As we were holidaying in Poland, I thought it fitting that my holiday reading should be Nostromo by the brilliant Polish-born author, Joseph Conrad. I studied it for A level many years ago and hadn’t read it for ages. I had forgotten how brilliant it is.


It is a story on the grand scale, whose main theme concerns the (generally tragic) consequences of idealism, either in oneself or in others. Most of the main characters suffer on account of their own or somebody else’s devotion to an ideal.
What hadn’t struck me until two-thirds of the way through the novel and the end of the holiday was how it fitted in with our visit to Auschwitz and Birkenau. The Nazis too were obsessed by an ideal: the supremacy of the Herrenvolk, the German race, and the elimination of all others. And this ideal, like many in Nostromo, led to death and destruction on a large scale.

It seems that if we allow ourselves to become obsessed by an ideal, its skews our judgement and corrupts our reason. If we idealise something or somebody, we don’t see it / them straight. Examples of this are littered throughout history (and sadly, very often have to do with one party’s religious ideals conflicting with another’s). And the dangerous idea of “the good old days”, which never truly existed, but which causes so many people to be resistant to change, resistant to accepting the new, resistant to accepting the other.

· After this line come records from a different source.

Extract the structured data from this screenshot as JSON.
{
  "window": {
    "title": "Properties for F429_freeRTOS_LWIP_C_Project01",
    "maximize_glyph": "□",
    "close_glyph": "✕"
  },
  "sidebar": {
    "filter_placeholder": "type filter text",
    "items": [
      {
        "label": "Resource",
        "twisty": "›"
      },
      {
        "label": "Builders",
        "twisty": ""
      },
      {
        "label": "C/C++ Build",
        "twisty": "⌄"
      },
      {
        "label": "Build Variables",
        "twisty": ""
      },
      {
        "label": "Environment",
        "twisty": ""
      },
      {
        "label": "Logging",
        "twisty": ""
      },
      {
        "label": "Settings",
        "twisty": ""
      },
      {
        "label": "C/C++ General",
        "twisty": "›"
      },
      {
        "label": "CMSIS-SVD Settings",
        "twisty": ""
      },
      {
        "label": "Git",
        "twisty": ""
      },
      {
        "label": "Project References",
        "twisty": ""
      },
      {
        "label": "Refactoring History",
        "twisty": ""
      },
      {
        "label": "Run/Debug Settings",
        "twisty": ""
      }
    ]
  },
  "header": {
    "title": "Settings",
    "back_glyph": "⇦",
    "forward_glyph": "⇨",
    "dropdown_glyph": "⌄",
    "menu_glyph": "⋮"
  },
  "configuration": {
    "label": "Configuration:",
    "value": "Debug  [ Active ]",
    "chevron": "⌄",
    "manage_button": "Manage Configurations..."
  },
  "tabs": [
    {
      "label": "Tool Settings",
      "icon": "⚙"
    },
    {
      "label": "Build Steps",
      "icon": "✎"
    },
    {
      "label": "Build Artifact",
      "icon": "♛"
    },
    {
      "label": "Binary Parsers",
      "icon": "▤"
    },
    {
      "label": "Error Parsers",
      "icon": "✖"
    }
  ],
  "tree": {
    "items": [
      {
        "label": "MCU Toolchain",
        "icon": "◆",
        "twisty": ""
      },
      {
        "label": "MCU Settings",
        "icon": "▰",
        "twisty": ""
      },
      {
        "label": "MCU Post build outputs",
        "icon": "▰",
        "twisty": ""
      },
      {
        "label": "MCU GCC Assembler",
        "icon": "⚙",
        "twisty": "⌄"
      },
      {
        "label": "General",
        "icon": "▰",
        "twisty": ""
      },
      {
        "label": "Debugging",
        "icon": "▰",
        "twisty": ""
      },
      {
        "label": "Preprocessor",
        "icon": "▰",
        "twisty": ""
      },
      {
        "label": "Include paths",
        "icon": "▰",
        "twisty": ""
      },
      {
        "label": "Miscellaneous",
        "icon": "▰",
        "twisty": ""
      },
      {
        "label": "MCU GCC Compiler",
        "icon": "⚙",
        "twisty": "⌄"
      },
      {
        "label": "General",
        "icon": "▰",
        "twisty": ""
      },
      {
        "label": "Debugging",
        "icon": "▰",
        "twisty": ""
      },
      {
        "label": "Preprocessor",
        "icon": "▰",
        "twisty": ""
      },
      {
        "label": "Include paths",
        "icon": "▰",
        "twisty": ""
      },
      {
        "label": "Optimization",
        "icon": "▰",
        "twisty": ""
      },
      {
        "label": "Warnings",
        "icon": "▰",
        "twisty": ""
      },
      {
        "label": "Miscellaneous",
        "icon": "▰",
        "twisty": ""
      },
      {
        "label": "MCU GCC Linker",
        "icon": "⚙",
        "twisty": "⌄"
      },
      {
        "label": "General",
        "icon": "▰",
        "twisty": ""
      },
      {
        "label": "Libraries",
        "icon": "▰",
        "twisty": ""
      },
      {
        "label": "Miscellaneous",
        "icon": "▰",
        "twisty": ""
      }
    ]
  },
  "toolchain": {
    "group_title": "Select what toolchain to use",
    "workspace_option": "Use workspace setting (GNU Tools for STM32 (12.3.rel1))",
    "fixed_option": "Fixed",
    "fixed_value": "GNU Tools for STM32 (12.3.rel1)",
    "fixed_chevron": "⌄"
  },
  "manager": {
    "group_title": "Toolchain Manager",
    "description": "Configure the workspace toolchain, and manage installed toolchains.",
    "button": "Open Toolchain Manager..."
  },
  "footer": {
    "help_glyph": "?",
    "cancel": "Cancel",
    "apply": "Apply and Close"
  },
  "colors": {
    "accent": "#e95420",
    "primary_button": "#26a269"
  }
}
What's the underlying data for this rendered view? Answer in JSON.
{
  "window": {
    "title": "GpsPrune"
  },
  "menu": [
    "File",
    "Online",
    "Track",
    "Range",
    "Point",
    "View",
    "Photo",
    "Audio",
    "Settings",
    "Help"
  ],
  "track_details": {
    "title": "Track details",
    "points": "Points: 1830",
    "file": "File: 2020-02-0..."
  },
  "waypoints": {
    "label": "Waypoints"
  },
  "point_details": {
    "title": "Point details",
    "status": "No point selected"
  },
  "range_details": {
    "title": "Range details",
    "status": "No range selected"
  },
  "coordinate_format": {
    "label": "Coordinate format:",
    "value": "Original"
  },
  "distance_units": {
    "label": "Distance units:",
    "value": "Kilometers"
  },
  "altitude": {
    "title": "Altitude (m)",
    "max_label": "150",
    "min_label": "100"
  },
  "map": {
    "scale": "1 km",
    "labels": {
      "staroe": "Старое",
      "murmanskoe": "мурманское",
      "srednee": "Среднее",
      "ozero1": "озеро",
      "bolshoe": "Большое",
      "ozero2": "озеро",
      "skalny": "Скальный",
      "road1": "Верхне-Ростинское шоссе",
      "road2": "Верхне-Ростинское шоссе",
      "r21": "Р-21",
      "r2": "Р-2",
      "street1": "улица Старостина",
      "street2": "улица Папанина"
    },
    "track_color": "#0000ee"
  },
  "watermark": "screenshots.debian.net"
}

Truly, the roots of evil are ignorance and propaganda.

Think about the Crusades, the Inquisition, the Great Ejection over 350 years ago; and in more modern times, Hitler’s Final Solution, the Balkan Wars of the 1990s, the Rwandan massacre, 9/11 and so on. If you strip every example back to basics, they all happened because one group of people stopped recognising their essential commonality with another group of people (that of being fellow human beings) and got carried away by the idea that their point of view or ideal was the only correct one, and that therefore people with different points of view should be eliminated.


It is only by the exercise of compassion, by being open to the hearts and minds of others, by recognising that each of us is “unique, precious, a child of God”, that the closed mind and consequent intolerance can be avoided.


Ignorance breeds intolerance, which in turn breeds fear and hatred, which can easily turn into all-out strife. Unfortunately, many unscrupulous politicians who sit at particular points on the religious or cultural divide, see it as their job in life to foment intolerance and fear, so that they can whip “their” people up to commit acts of aggression and violence in the name of religion or communism or the American Way of Life – whatever! The links between states and religions are very strong; the dividing line between tribalism and nationalism is a very thin one.


So what can we, as Unitarians, do to fight against intolerance, against lack of freedom, (even, and perhaps especially, if it does not affect us directly)? Look at our three great tenets of freedom, reason and tolerance – individual freedom of belief according to individual reason and conscience. But also a tigerish determination to fight for the right of others to enjoy the same freedom to worship in whatever way they choose, so long as it doesn’t harm anybody else. And not only to worship, but to live in the world free from discrimination because of their gender, race or sexuality. Our “fellowship in diversity” (happy phrase) aims to be tolerant towards others. As Joyce Grenfell beautifully puts it, we believe in “loving in spite of human imperfection.”


We all have the power to choose, every day, between acts that will make the world a better or a worse place for its inhabitants, not only our fellow human beings, but all living things. May we choose wisely, with compassion. Amen


Closing Words by Sue Woolley and Frederick E. Gillis


Spirit of Life and Love,

open our hearts and minds

to the necessities of freedom and tolerance.

May the love that overcomes all differences,
that heals all wounds,
that puts to flight all fears,
that reconciles all who are separated,
Be in us and among us
now and always.

May we return to our everyday world refreshed,

may we share the love we feel,

may we look out for each other,

and may we keep up our hearts,

now and in the days to come.



Postlude Lady of Lewesdon Hill by Elizabeth Harley